Andrew Sage, at the air traffic control provider NATS, said: “Drones are an incredible, inspiring technology but it’s vital that people are using them safely. With the number of reported drone incidents on the rise, it’s important that people understand their legal obligations and fly safe, having fun whilst ensuring other users of the UK’s airspace aren’t put at risk. We hope that dronesafe.uk will help to achieve this.”
Oliver Meakin, CEO at Maplin added, “During the lead up to Christmas, a key time for drone purchases, we are working with the CAA and NATS to make sure that all of our drone buying customers are made aware of the new Dronecode and Drone Safe website, along with the importance of using their drone safely.”
The launch of the new Dronecode, report and Drone Safe website forms part of a wider initiative looking at establishing a safe and responsible attitude toward drone flight and usage to protect the safety of the wider aviation industry and the wider sector opportunities.
This initiative saw the launch of 400ft Britain last month, a drone photography and videography competition that aims to creatively bring the Dronecode to life, held in partnership with VisitEngland and offering drone-flying holidays from Phantom Flight School to the winning entries.
The new Dronecode is for consumer drone use and those using a drone commercially must be licensed and undergo an approved course. Drone users must also remember that if they don’t follow the simple rules they could be prosecuted and go to prison.

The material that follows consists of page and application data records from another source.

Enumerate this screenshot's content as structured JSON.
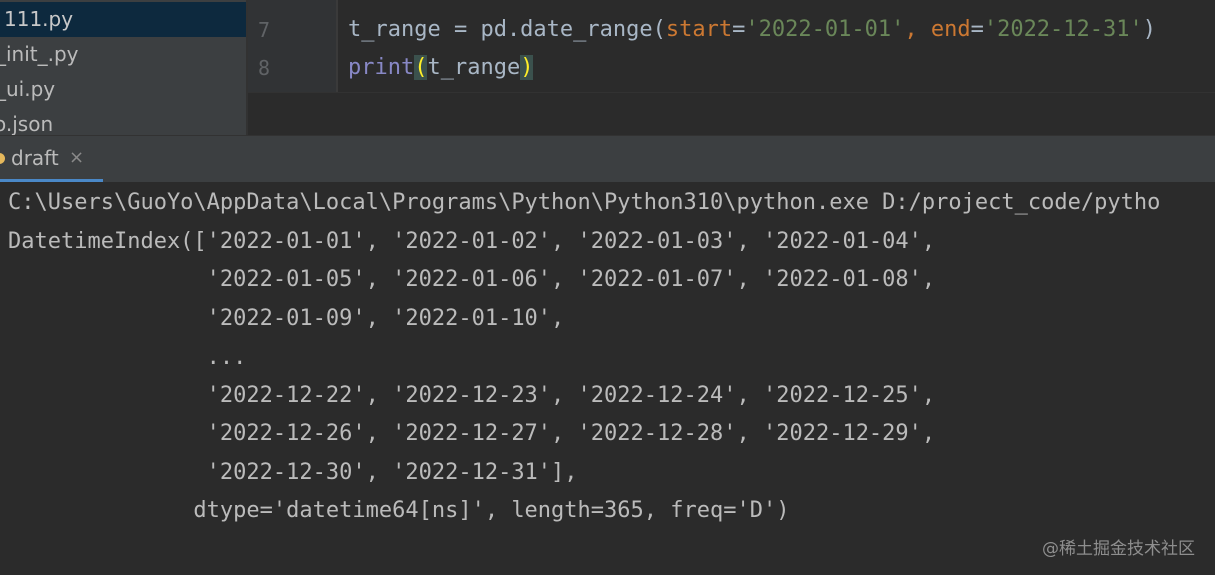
{
  "project_tree": {
    "items": [
      {
        "label": "111.py",
        "selected": true
      },
      {
        "label": "_init_.py",
        "selected": false
      },
      {
        "label": "_ui.py",
        "selected": false
      },
      {
        "label": "o.json",
        "selected": false
      }
    ]
  },
  "editor": {
    "lines": [
      {
        "number": "7",
        "tokens": [
          {
            "text": "t_range = pd.date_range(",
            "kind": "plain"
          },
          {
            "text": "start",
            "kind": "param"
          },
          {
            "text": "=",
            "kind": "plain"
          },
          {
            "text": "'2022-01-01'",
            "kind": "string"
          },
          {
            "text": ", ",
            "kind": "param"
          },
          {
            "text": "end",
            "kind": "param"
          },
          {
            "text": "=",
            "kind": "plain"
          },
          {
            "text": "'2022-12-31'",
            "kind": "string"
          },
          {
            "text": ")",
            "kind": "plain"
          }
        ]
      },
      {
        "number": "8",
        "tokens": [
          {
            "text": "print",
            "kind": "builtin"
          },
          {
            "text": "(",
            "kind": "paren-match"
          },
          {
            "text": "t_range",
            "kind": "plain"
          },
          {
            "text": ")",
            "kind": "paren-match"
          }
        ]
      }
    ]
  },
  "run_tool": {
    "tab_label": "draft",
    "close_glyph": "×"
  },
  "console": {
    "lines": [
      "C:\\Users\\GuoYo\\AppData\\Local\\Programs\\Python\\Python310\\python.exe D:/project_code/pytho",
      "DatetimeIndex(['2022-01-01', '2022-01-02', '2022-01-03', '2022-01-04',",
      "               '2022-01-05', '2022-01-06', '2022-01-07', '2022-01-08',",
      "               '2022-01-09', '2022-01-10',",
      "               ...",
      "               '2022-12-22', '2022-12-23', '2022-12-24', '2022-12-25',",
      "               '2022-12-26', '2022-12-27', '2022-12-28', '2022-12-29',",
      "               '2022-12-30', '2022-12-31'],",
      "              dtype='datetime64[ns]', length=365, freq='D')"
    ]
  },
  "watermark": "@稀土掘金技术社区"
}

Leica Camera has introduced the first ever special edition Leica lens in a red anodised finish. With just 100 units available globally, this exclusive Leica APO-Summicron-M 50mm f/2 ASPH. will be available from December 2016.
Leica Camera has today announced the Leica TL. Building on the Leica T camera system, which has been continually enhanced in terms of speed, handling and flexibility since its launch in 2014, the new generation Leica TL now offers further innovative features, improved functionality, and a series of exciting new design elements.
Sony has announced that it is to spin-off its camera business next Spring. The new company, Sony Imaging Products & Solutions, will commence operations at the beginning of April, 2017. It will be a wholly-owned subsidiary of Sony.
It's a camera grip for your iPhone and it's called Pictar. It's not a new idea; we'll give that prize to Nokia with their camera/battery grip for the Windows Phone Lumia 1020 a couple of years ago, but MyMiggo has taken the idea and really developed it into a sophisticated photographers iPhone accessory.
There is a new Chinese Micro Four Thirds mirrorless player. Yi Technology is based in Beijing and Shanghai and at Photokina this week they demonstrated their new 20 megapixel Yi M1 compact Micro Four Thirds body plus two Xiaoyi lenses.